Political Science Curriculum Overview
Our curriculum provides a necessary core of knowledge, including American government,
international and comparative politics, political theory, and the role of scholarly
research in understanding modern government and politics.
Students begin with basic courses that examine the general concepts, institutions,
and empirical patterns of the discipline's major sub-fields.
Then, working closely with faculty advisors, students develop an individualized Political
Science program that concentrates on a specific area (or areas) of interest or particular
In addition, students take courses from many other liberal arts disciplines: sociology,
history, economics, foreign languages, religion, or the fine arts. Please see this
guide to complementary classes for different sub-disciplinary tracks in political

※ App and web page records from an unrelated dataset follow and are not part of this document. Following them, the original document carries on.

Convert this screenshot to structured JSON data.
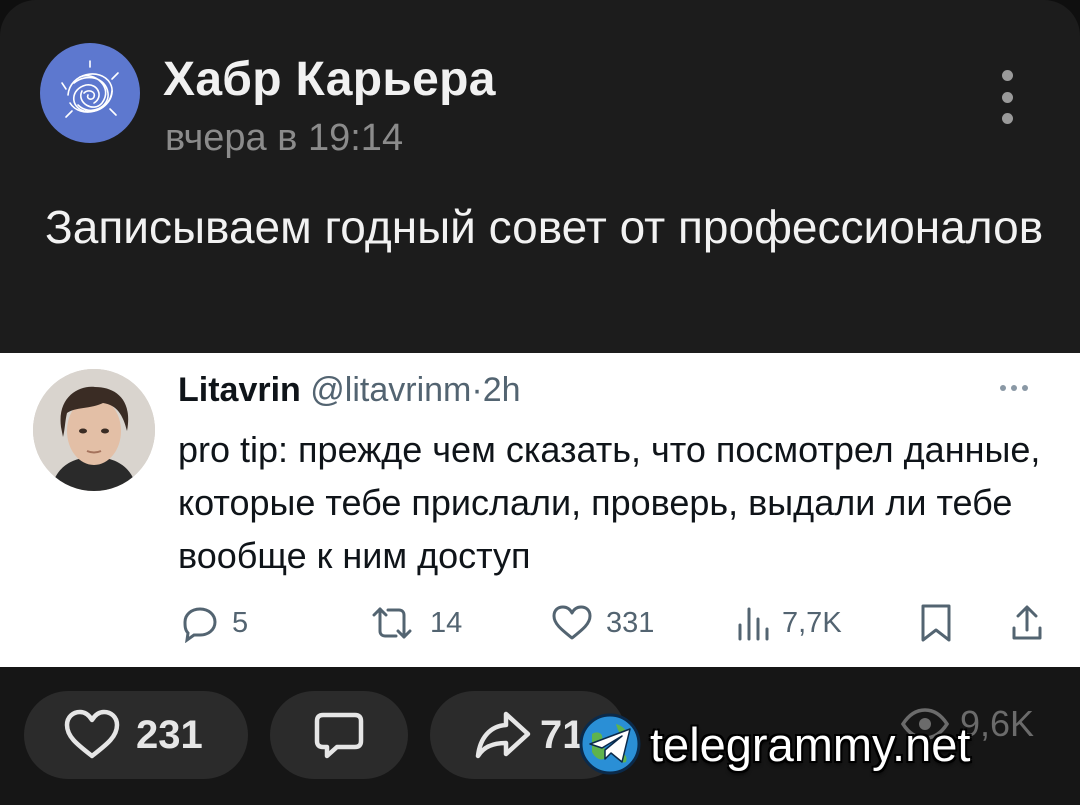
{
  "post": {
    "channel_name": "Хабр Карьера",
    "timestamp": "вчера в 19:14",
    "text": "Записываем годный совет от профессионалов"
  },
  "tweet": {
    "name": "Litavrin",
    "handle": "@litavrinm",
    "separator": "·",
    "time": "2h",
    "text": "pro tip: прежде чем сказать, что посмотрел данные, которые тебе прислали, проверь, выдали ли тебе вообще к ним доступ",
    "replies": "5",
    "retweets": "14",
    "likes": "331",
    "views": "7,7K"
  },
  "bottom_bar": {
    "likes": "231",
    "shares": "71",
    "views": "9,6K"
  },
  "watermark": {
    "text": "telegrammy.net"
  },
  "icons": {
    "more": "kebab-icon",
    "like": "heart-icon",
    "comment": "comment-icon",
    "share": "share-arrow-icon",
    "views": "eye-icon"
  },
  "colors": {
    "card_bg": "#1c1c1c",
    "avatar_bg": "#5d78cf",
    "tweet_bg": "#ffffff",
    "muted": "#536471"
  }
}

science: Political Science Complementary Course Recommendations.
Students learn that political institutions and processes do not develop in a vacuum;
instead, they reflect the cultures, values, beliefs, historical experiences, and economic
conditions of the societies in which they exist.
As the culminating academic experience for political science majors, the Political
Research Seminar provides an opportunity for conducting original political science
research and the integration of knowledge at an advanced level. To see examples of
Political Research Seminar type work, see our Res Publica journal of political science or visit the Student Honors Research Papers collection.
For more information, see Course Descriptions and Major & Minor Requirements.